■ **Your objective**: Would you please repeat the data that follows, exactly as it reads?

*** Dataset extract ***

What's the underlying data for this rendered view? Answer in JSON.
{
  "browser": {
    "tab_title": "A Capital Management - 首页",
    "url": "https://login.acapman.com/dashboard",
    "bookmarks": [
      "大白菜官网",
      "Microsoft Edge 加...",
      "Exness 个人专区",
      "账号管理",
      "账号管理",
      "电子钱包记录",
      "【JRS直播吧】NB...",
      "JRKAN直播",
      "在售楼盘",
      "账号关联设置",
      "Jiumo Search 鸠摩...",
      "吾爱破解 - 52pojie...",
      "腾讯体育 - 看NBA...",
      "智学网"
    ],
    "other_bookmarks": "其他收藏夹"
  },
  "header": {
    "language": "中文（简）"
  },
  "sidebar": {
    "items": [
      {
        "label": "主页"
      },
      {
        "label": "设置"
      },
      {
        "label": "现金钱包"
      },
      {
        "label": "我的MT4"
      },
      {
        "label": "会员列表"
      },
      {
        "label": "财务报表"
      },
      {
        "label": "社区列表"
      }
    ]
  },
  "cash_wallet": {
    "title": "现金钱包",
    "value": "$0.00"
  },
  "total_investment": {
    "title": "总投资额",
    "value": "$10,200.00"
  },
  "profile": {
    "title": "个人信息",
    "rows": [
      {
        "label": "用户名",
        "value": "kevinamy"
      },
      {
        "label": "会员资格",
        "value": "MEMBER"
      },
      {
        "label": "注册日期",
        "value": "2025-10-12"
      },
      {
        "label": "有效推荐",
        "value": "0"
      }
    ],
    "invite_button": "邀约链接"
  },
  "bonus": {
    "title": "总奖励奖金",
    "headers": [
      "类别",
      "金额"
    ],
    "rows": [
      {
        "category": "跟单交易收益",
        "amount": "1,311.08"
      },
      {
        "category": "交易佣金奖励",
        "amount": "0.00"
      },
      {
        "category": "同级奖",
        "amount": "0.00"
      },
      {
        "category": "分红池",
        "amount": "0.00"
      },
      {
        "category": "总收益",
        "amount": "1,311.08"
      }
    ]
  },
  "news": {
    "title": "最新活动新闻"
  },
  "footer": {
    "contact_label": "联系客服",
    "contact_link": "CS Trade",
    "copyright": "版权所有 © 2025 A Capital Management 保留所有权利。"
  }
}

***

■ **Answer space**:
What's the underlying data for this rendered view? Answer in JSON.
{
  "browser": {
    "tab_title": "A Capital Management - 首页",
    "url": "https://login.acapman.com/dashboard",
    "bookmarks": [
      "大白菜官网",
      "Microsoft Edge 加...",
      "Exness 个人专区",
      "账号管理",
      "账号管理",
      "电子钱包记录",
      "【JRS直播吧】NB...",
      "JRKAN直播",
      "在售楼盘",
      "账号关联设置",
      "Jiumo Search 鸠摩...",
      "吾爱破解 - 52pojie...",
      "腾讯体育 - 看NBA...",
      "智学网"
    ],
    "other_bookmarks": "其他收藏夹"
  },
  "header": {
    "language": "中文（简）"
  },
  "sidebar": {
    "items": [
      {
        "label": "主页"
      },
      {
        "label": "设置"
      },
      {
        "label": "现金钱包"
      },
      {
        "label": "我的MT4"
      },
      {
        "label": "会员列表"
      },
      {
        "label": "财务报表"
      },
      {
        "label": "社区列表"
      }
    ]
  },
  "cash_wallet": {
    "title": "现金钱包",
    "value": "$0.00"
  },
  "total_investment": {
    "title": "总投资额",
    "value": "$10,200.00"
  },
  "profile": {
    "title": "个人信息",
    "rows": [
      {
        "label": "用户名",
        "value": "kevinamy"
      },
      {
        "label": "会员资格",
        "value": "MEMBER"
      },
      {
        "label": "注册日期",
        "value": "2025-10-12"
      },
      {
        "label": "有效推荐",
        "value": "0"
      }
    ],
    "invite_button": "邀约链接"
  },
  "bonus": {
    "title": "总奖励奖金",
    "headers": [
      "类别",
      "金额"
    ],
    "rows": [
      {
        "category": "跟单交易收益",
        "amount": "1,311.08"
      },
      {
        "category": "交易佣金奖励",
        "amount": "0.00"
      },
      {
        "category": "同级奖",
        "amount": "0.00"
      },
      {
        "category": "分红池",
        "amount": "0.00"
      },
      {
        "category": "总收益",
        "amount": "1,311.08"
      }
    ]
  },
  "news": {
    "title": "最新活动新闻"
  },
  "footer": {
    "contact_label": "联系客服",
    "contact_link": "CS Trade",
    "copyright": "版权所有 © 2025 A Capital Management 保留所有权利。"
  }
}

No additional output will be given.